Chapter 2, Excerpt
The Perfect Relationship Myth
In some sense every parent does love their children,” she responded, ignoring his second question. “But some parents are too broken to love them well and others are barely able to love them at all…1 Papa – The Shack
In the photograph actress Gwyneth Paltrow appears completely at ease. Eyes closed, dressed in an elegant white evening gown that accentuates her slender neck and upswept hair, Gwyneth leans back against the comforting embrace of her mother, Blythe Danner. Both women are remarkably beautiful with facial similarities so alike that no one could mistake them for anything other than what they are—mother and daughter.
The photographer has crafted a beautiful portrait which emotes a sense of tranquility and security and something more—a surreal moment of an ideal existence between a mother and daughter. The two seem so at ease in one another’s company that they need say nothing, just co-exist peacefully in the same space.
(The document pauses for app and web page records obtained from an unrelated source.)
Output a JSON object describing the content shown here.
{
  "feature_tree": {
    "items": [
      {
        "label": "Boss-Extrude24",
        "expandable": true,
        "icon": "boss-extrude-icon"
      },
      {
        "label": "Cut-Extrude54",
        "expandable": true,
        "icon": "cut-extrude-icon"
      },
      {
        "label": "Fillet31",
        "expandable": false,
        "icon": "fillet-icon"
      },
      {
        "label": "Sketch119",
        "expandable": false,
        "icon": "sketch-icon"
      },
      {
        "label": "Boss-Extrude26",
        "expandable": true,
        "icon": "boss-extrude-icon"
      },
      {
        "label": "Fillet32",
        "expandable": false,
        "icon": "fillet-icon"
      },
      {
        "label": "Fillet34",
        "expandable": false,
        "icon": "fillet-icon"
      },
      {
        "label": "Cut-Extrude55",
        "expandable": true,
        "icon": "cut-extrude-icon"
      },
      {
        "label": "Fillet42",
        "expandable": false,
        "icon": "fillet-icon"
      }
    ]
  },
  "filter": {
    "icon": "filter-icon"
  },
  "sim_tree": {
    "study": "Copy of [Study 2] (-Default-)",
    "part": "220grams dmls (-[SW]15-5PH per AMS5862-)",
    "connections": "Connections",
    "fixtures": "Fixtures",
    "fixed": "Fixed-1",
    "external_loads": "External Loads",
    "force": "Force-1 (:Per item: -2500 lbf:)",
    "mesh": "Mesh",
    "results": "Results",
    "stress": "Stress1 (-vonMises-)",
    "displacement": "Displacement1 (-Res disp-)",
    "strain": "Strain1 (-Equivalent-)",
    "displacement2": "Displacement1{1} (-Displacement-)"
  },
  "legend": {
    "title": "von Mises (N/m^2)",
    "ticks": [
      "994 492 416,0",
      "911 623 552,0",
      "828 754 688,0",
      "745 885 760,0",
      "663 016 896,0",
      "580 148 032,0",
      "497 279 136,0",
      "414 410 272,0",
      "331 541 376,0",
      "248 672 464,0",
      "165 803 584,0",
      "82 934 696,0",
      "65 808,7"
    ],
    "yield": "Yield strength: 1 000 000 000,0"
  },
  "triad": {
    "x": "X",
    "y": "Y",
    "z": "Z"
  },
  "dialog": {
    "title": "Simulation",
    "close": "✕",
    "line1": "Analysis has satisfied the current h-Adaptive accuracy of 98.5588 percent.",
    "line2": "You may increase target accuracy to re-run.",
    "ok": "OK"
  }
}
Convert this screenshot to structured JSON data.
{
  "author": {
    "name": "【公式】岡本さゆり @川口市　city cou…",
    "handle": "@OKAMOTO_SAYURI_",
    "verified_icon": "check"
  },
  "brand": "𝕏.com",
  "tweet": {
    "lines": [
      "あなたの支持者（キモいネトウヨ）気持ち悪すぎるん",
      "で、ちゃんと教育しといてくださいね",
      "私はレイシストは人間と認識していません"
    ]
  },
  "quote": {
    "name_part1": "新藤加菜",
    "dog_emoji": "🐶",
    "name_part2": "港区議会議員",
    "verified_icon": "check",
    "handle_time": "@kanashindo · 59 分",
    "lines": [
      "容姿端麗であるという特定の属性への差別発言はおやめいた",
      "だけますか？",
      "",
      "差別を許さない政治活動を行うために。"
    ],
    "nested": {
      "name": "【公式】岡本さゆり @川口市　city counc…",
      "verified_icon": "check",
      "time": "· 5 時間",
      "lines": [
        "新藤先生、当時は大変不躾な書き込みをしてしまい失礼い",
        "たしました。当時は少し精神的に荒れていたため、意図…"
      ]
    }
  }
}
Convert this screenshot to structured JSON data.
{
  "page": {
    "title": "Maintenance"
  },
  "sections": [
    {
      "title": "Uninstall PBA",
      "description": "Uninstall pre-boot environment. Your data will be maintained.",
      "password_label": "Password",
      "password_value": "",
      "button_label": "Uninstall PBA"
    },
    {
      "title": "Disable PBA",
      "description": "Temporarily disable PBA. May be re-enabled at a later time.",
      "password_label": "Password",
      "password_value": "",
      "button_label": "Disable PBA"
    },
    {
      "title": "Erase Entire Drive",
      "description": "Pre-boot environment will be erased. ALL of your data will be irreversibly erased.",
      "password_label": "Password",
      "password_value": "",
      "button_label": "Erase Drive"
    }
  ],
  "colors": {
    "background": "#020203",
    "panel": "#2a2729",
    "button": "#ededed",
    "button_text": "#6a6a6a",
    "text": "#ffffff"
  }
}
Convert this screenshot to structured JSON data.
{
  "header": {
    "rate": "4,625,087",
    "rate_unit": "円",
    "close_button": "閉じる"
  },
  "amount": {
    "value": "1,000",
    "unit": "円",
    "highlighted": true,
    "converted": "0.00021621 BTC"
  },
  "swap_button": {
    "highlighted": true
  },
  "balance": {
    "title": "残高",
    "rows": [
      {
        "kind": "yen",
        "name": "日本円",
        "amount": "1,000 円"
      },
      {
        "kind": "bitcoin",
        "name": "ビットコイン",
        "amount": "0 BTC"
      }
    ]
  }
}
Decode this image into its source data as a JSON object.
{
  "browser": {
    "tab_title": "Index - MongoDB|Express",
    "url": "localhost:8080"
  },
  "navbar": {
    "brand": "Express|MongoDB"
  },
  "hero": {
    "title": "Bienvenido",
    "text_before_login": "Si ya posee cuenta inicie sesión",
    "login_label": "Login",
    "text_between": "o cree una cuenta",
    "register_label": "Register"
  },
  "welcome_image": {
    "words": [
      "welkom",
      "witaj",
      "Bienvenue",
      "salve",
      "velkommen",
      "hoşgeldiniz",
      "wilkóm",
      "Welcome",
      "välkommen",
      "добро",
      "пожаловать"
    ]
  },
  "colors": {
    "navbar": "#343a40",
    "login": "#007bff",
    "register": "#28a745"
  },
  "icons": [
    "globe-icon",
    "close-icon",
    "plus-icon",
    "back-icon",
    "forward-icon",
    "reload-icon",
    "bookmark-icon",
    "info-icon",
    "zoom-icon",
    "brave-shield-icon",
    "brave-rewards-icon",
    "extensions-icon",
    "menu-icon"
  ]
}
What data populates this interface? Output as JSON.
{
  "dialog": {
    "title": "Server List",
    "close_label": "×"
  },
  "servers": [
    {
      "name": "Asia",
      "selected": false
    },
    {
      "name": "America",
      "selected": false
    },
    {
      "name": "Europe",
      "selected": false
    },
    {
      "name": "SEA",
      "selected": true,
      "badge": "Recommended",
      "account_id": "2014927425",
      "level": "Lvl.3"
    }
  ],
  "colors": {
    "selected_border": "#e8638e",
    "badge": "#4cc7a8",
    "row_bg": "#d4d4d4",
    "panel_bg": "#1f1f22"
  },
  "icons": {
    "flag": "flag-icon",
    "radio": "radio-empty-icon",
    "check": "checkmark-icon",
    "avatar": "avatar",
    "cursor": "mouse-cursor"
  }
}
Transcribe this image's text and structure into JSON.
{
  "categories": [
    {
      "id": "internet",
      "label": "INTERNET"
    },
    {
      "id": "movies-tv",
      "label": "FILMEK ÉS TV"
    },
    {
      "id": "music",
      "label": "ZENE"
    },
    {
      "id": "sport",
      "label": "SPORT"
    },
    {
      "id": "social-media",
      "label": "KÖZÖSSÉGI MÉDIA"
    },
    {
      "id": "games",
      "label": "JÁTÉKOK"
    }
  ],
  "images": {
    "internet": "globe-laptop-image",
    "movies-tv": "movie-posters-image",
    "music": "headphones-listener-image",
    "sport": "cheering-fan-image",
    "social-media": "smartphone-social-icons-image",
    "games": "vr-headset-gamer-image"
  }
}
What woman hasn’t longed for such a mother-daughter relationship? The carefully staged portrait of Gwyneth and Blythe, however, is just that, a staged portrait. The photographer painstakingly considered their wardrobe, the lighting, the backdrop and the pose. None of it happened by chance. Though the younger actress may indeed have a good rapport with her mother, it is undoubtedly imperfect. Even if their bond is as close as the photo implies, at times their relationship may be pulled snug and taught like a comfortable pair of perfect fitting jeans. At other times their bond may feel frayed, stretched, and dangerously thin.
On a daily basis we interface with human beings laden with idiosyncrasies and short-comings spawned by unique upbringings. We even exhibit these ourselves. For better or worse, our personal history forms us into who we are and we are left trying to make relationships work despite these quirks. Close-knit friendships between mothers and daughters are a rarity. On occasion when we do glimpse what appears to be a healthy, tight relationship between a mother and daughter, we may view them through a filter making their relationship appear more perfect and desirable than it actually is. Perhaps this is because we find our own so lacking and long deeply to have just a fraction of such intimacy in our own.
Teena Stewart is an author, ministry leader, and artist with hundreds of published articles to her credit in the secular and Christian realm as well as numerous books. Her current focus is on helping others find value and beauty in themselves and others despite brokenness and transforming them into authentic, mature Christ followers.
When she isn’t writing, she is creating artwork and jewelry treasures (often from discarded and found objects) or leading ministry for Java Journey–an innovative coffee shop ministry in Hickory, NC–whose mission is similar to her own, to provide hope and restoration to the hurting and broken by sharing Christ’s story, showing His love and by empowering the restored to serve others.
Her two most recent books include:
A book that will help you name your hurts, face the barriers that stand in the way of a healthy mother daughter relationship, and forgive what feels unforgivable. Learn to cultivate a friendship, communicate more effectively, and become a part of the change you want to see. There is hope for restoration and renewal.
Author and artist Teena Stewart uses the “lost” parables and treasure stories to illuminate the precious relationship to be had between us and our Heavenly Father. He transforms us into gems of stunning beauty and shows us our remarkable potential and true worth. Teena designed a Treasure Seeker jewelry line that ties in with the book.
Her books are available on Amazon.com, Barnes & Nobles, through her website and at most other bookstores.